Written by George Harrison in early 1966, “Piggies” is all about greed and consumerism. He forgot about the song for a while but returned to it soon after he found the manuscript again in early 1968. He discovered those early lyrics in the attic of his parents’ house in Liverpool during a visit there. Furthermore, his mother, Louise, helped to provide a line in the song.
From the mid-sixties in America, the word “pig” began to mean something other than the police. Indeed, this encompassed all establishment figures and even consumerism itself. However, Harrison says that he wasn’t using “pig” in its new context.
“Piggies is a social comment. I was stuck for one line in the middle until my mother came up with the lyric, ‘What they need is a damn good whacking’ which is a nice simple way of saying they need a good hiding. It needed to rhyme with ‘backing,’ ‘lacking,’ and had absolutely nothing to do with American policemen or Californian shagnasties!”
I, Me, Mine
Be that as it may, at the time, the counterculture became more politically focused and the title of the song itself stirred up much scrutiny.
Apart from adopting the most memorable line from his mother, John Lennon also chipped in with the lyrics. He provided the final line to the song, “Clutching forks and knives to eat their bacon”. This replaced Harrison’s original line, “to cut their pork chops”. The song was a little longer but the band decided to omit a verse resulting in a song lasting around two minutes.
We may never know what George Harrison was fully thinking while writing the song although the intension was light-hearted satire. However, theories do exist. For example, musicologist, Walter Everett, claims that there is evidence that Harrison’s main inspiration for the song was George Orwell’s Animal Farm from 1945.
Meanwhile, author Ian Inglis, says some songs from the The Beatles’ White Album drew inspiration from their childhood and Piggies is one of those. However, there is no getting away from the consumerism and class distinction theme.
During 1967, Charles Manson became a cult leader and his followers, aka the Manson Family, later misinterpreted the song with dire consequences.
The political upheaval in the late 1960’s coincided with the rise of the Black Power movement in America. At the same time, Charles Manson believed that there would be an uprising which would see the establishment and the black community at war with each other. The result of this apocalyptic conflict would see the Manson Family rule America on counterculture principles.

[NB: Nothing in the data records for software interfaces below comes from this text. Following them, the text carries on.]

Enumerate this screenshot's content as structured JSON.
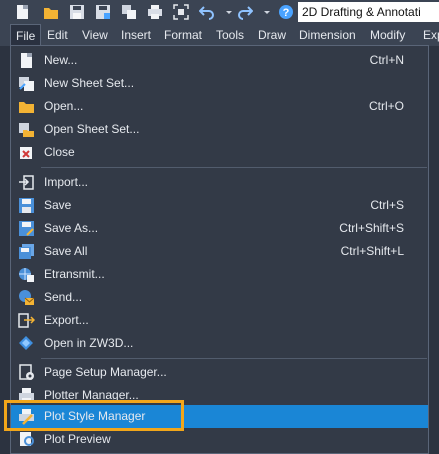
{
  "toolbar": {
    "workspace_value": "2D Drafting & Annotati",
    "icons": [
      "new-icon",
      "open-folder-icon",
      "save-icon",
      "save-as-icon",
      "sheet-set-icon",
      "print-icon",
      "zoom-extents-icon",
      "undo-icon",
      "redo-icon",
      "help-icon"
    ]
  },
  "menubar": {
    "items": [
      "File",
      "Edit",
      "View",
      "Insert",
      "Format",
      "Tools",
      "Draw",
      "Dimension",
      "Modify",
      "Exp"
    ]
  },
  "file_menu": {
    "items": [
      {
        "label": "New...",
        "shortcut": "Ctrl+N",
        "icon": "new-document-icon"
      },
      {
        "label": "New Sheet Set...",
        "shortcut": "",
        "icon": "new-sheet-set-icon"
      },
      {
        "label": "Open...",
        "shortcut": "Ctrl+O",
        "icon": "open-folder-icon"
      },
      {
        "label": "Open Sheet Set...",
        "shortcut": "",
        "icon": "open-sheet-set-icon"
      },
      {
        "label": "Close",
        "shortcut": "",
        "icon": "close-document-icon"
      },
      {
        "label": "Import...",
        "shortcut": "",
        "icon": "import-icon"
      },
      {
        "label": "Save",
        "shortcut": "Ctrl+S",
        "icon": "save-icon"
      },
      {
        "label": "Save As...",
        "shortcut": "Ctrl+Shift+S",
        "icon": "save-as-icon"
      },
      {
        "label": "Save All",
        "shortcut": "Ctrl+Shift+L",
        "icon": "save-all-icon"
      },
      {
        "label": "Etransmit...",
        "shortcut": "",
        "icon": "etransmit-icon"
      },
      {
        "label": "Send...",
        "shortcut": "",
        "icon": "send-mail-icon"
      },
      {
        "label": "Export...",
        "shortcut": "",
        "icon": "export-icon"
      },
      {
        "label": "Open in ZW3D...",
        "shortcut": "",
        "icon": "zw3d-icon"
      },
      {
        "label": "Page Setup Manager...",
        "shortcut": "",
        "icon": "page-setup-icon"
      },
      {
        "label": "Plotter Manager...",
        "shortcut": "",
        "icon": "plotter-manager-icon"
      },
      {
        "label": "Plot Style Manager",
        "shortcut": "",
        "icon": "plot-style-icon",
        "highlighted": true
      },
      {
        "label": "Plot Preview",
        "shortcut": "",
        "icon": "plot-preview-icon"
      }
    ]
  },
  "colors": {
    "highlight": "#1a86d6",
    "callout": "#f2a61a",
    "menu_bg": "#333a47",
    "toolbar_bg": "#3b4453"
  }
}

In order to instigate the conflict, there needed to be a catalyst of some sort. Manson believed that music from The Beatles’ White Album gave such instructions. “Piggies”, especially the line provided by Harrison’s mother, “What they need is a damn good whacking”, poured fuel on the fire.

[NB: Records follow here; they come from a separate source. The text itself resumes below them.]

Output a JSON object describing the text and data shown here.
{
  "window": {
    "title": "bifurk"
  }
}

They believed that attacks against the white bourgeoisie could spark off the conflict. After committing a series of murders, the Manson Family daubed “Political Piggy”, “Pig” and “Death to Pigs” on the walls using the victims’ blood. In one horrific murder, they inserted cutlery into the victim’s body as if to reference the line, “Clutching forks and knives to eat their bacon”.

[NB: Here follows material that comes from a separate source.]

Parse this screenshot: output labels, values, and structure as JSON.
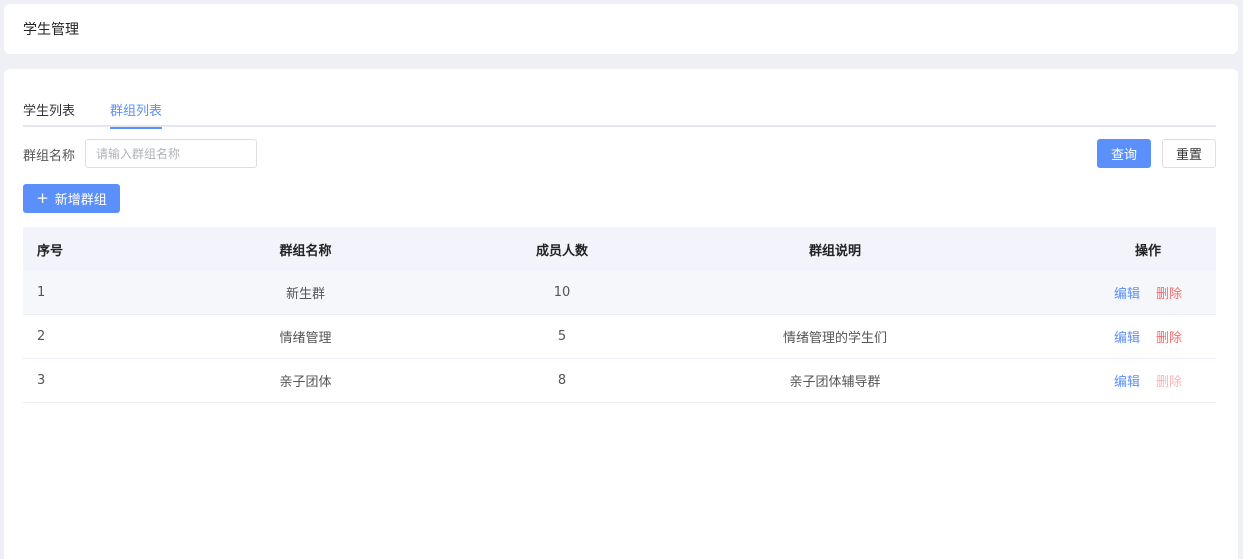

The authorities acted swiftly and brought the cult down.
The Beatles started recording Piggies on the 19th September, 1968, in Studios One and Two at the Abbey Road studio in London during the 7.15pm-5.30am session. There was 11 takes that day and they chose the last one as the rhythm track for overdubbing.
On the 20th September, George Harrison recorded his lead vocals but there are three contrasting elements. At the beginning of the song we hear a more natural approach. In the middle, Harrison sang through a filter to create the nasal sound. Then, the end chorus is where Harrison sings his own harmony vocals in various ranges.
On the 10th of October, George Martin arranged a string section suitable for overdubbing onto the final mix.
The version we hear on their “Anthology 3” album from 1996 is the demo song. The band recorded this at George Harrison’s home in May, 1968 and it includes George Harrison’s last line before Lennon’s amendment.